We also had some camp issues: people who didn't pick up their fair share of helping out, and striking camp left me in tears when not everyone helped out. I take things personally too much. So I felt stressed and upset and frustrated and it definitely showed. We grew a lot very quickly, and some people had different ideas about camp responsibilities. I think some will find a better home at a plug-and-play camp next year.

To be honest, all of it broke my heart a little bit. I know I wasn't able to fully be present at all times on the playa because of the stress, even showing that stress, being cranky to those who loved me (and everyone, I AM SORRY, I do love you!) and was hurt a lot. People are really their true selves on the playa, whatever that may be - so you get to see some truth to people. But mostly, it was a beautiful wonderful week, and everyone had their bright happy spots!

Moving on...the playa was good for me, as always. I had some big epiphanies about life, work, writing, love, living. People always say, couples, friendships, they either break up or get stronger. Wayne and I got stronger. Rachelle and I had some wonderful time together. I met some incredible new folks. I saw neat art, made some important internal decisions, danced my butt off, ran, meditated, talked to strangers, met lots of amazing runners, missed my kitties, kissed Wayne, drank mojitos with all my friends at Dementha (except Ben - you were missed!), had some great talks with Yosvany, watched the sunrise a few times, saw the amazing Embrace Burn (prob my fave Burn of this year), saw the other burns, danced a ton, met some great people, connected with so many of the amazing runners, ate lots of guac, drank tons of delicious pina coladas (even with the "WHO THREW AWAY THE PINA COLADA" drama), had a brilliant time.
i love this boy. this was a good year for bonding for us.

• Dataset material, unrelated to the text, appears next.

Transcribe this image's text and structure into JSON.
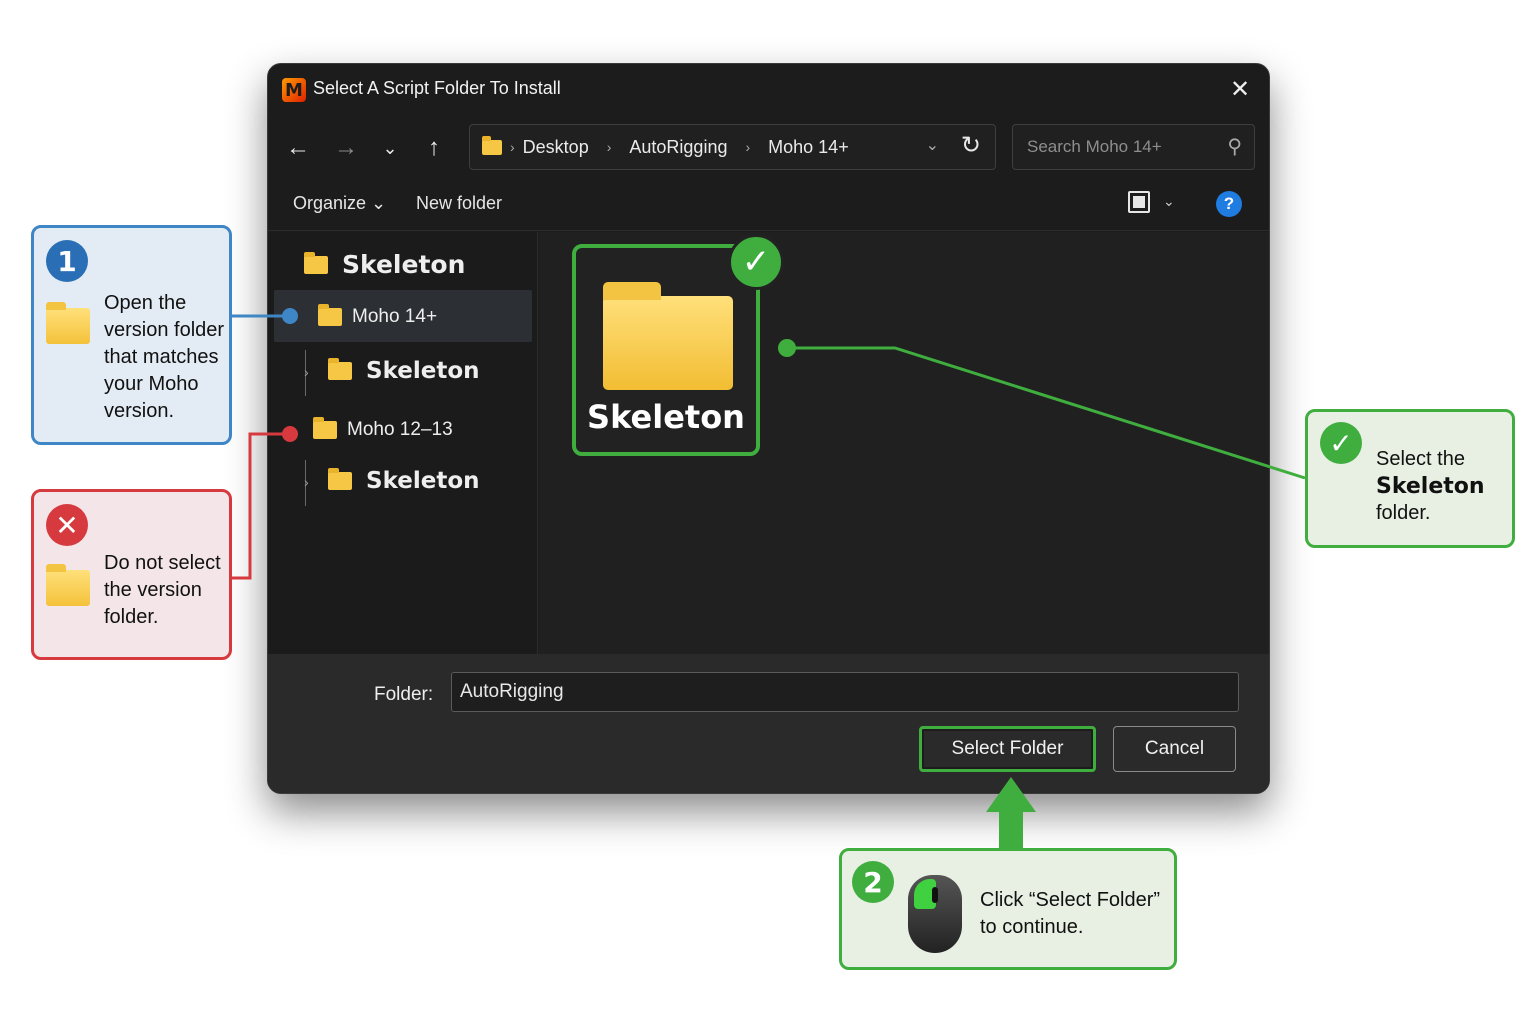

oh how he makes me smile. sunset time! howl!

ride this. no.

embrace. the best piece of art this year, IMHO

matching patterns

what i wrote in the library of dreams

that's my boy up there

holding things up

mud and cats

good friends

oh caretaker, how i heart you

some of my camp

dome and us

all smiles

embrace burns

good times at dementha

our annual wedding

dancing at my fave camp on the playa

burning man indeed.

goodbye temple of dreams. take those messages to my grandfathers and uncle and take care of all of them.

let it burn, burn, burn

And for now, we are resting our hearts, our minds, our bodies. I am at home, reading and writing and practicing yoga and running and cooking and baking and seeing those who matter most (Wayne, Mom, Dad), making plans to see others who really matter (Rachelle, Lissy & fam), and figuring out what is next for me.

The Burn always inspires me to do a lot, to be more of myself, yes, to see more fun art, to connect with friends who matter, to figure out what matters, to reach deep inside myself, to meditate, to think, to breathe, to be in the present moment, to push harder, to relax more, and to figure everything out in due time. 

Funny how fake fur and shiny things and burning art and amazing people can inspire all of that.